Now, 3.5 classes through the STPP program, I am feeling much more confident in my ability to handle the material and to contribute meaningfully to class discussion. I realized that while the class format felt unfamiliar, the analytical and critical thinking skills I had gained through my training in the physical sciences transferred perfectly to public policy. I have learned to assess complex policy problems and to write policy memos with concise and cohesive arguments. All of this is obviously invaluable in pursuing a career in science public policy.
Personal academic growth aside, the STPP program has been one of the best decisions I have made both as a scholar in general and for my professional development. The community is stimulating and supportive. I have been intellectually challenged and encouraged not just by my classes, but also through interactions with my peers, professors, and outside speakers and experts. It has been particularly eye-opening and personally challenging to come to understand that not everyone accepts facts and science in the same way that I do as a scientist. The multidisciplinary nature of the program has been critical in gaining an appreciation for the myriad viewpoints and nuances in science policy. STPP has truly been an invaluable launch pad into a career in science policy, and I believe the connections I have developed through this program will stay with me well past my time at Michigan.

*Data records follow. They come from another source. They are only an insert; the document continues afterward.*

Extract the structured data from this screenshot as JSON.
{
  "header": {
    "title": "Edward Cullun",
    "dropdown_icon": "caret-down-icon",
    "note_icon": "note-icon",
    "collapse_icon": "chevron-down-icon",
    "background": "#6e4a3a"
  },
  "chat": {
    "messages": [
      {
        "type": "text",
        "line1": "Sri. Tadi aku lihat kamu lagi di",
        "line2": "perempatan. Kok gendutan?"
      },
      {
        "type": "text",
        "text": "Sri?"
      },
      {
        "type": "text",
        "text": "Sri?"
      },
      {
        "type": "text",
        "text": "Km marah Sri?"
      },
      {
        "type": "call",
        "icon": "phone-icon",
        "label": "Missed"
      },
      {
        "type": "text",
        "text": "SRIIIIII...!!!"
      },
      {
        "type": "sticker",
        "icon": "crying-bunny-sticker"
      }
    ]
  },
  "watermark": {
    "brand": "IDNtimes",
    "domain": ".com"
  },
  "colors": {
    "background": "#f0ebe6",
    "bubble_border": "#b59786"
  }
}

Elizabeth Dreyer, Electrical Engineering PhD Candidate
As someone who doesn’t know exactly what I want to be when I grow up, I was drawn to the STPP program early in my PhD. Although I am an engineer, I love working with people and communicating science. One of my great passions is doing public outreach about science, specifically optics and photonics. I figured that the STPP program would enable me to better communicate my love of science and technology to everyone, no matter their age. I was correct.
Throughout the STPP program, I have loved learning about the role science and technology plays in our society; how science influences society/public policy and how public policy/society influences science. It has made me a more thoughtful researcher and a more intentional citizen. I often apply what I learn in my STPP classes to how I interact with my elected officials and my academic colleagues, such as the importance of framing an issue.

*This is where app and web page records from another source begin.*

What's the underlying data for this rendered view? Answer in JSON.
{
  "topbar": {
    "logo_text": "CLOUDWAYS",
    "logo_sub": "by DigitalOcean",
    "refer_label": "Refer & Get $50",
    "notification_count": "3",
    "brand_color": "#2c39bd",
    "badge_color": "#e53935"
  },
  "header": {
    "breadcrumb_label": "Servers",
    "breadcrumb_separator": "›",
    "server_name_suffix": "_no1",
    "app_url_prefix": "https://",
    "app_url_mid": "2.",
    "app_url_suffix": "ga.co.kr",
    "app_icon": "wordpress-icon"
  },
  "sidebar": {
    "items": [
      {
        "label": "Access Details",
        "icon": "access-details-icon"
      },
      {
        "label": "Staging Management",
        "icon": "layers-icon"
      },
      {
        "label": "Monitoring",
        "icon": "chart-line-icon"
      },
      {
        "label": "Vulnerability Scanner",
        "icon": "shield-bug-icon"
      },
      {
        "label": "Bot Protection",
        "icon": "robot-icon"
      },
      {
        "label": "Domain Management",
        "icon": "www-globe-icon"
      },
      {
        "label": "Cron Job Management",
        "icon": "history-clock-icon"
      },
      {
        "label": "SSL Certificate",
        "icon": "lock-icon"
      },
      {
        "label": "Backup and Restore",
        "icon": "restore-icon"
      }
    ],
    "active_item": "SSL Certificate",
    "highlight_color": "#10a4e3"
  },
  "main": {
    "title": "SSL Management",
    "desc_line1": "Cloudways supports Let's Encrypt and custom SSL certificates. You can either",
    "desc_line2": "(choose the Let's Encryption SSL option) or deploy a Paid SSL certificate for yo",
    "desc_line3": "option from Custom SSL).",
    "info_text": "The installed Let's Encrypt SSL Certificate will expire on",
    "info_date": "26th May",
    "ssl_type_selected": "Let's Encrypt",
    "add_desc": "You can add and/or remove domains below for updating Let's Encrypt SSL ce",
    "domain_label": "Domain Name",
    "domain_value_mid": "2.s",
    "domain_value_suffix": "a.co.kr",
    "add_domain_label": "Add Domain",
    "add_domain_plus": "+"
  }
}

The thing I have enjoyed the most is working with people from across the university in a collegial environment. After years of lecture-based classes with only engineers, it has been refreshing to spend class time discussing the readings (lots of them!) and exploring policy concepts. Despite having to look up words used by the anthropologists in the room, it is delightful debating.
Although I finished the credit requirements for the STPP program, I enjoy staying involved in the community by attending seminars and social events. I have made many good friends in this program. Now, as I finish my PhD, I plan on pursuing either a Science Policy fellowship or work in industry. No matter the case, the STPP program has made me a better advocate for science!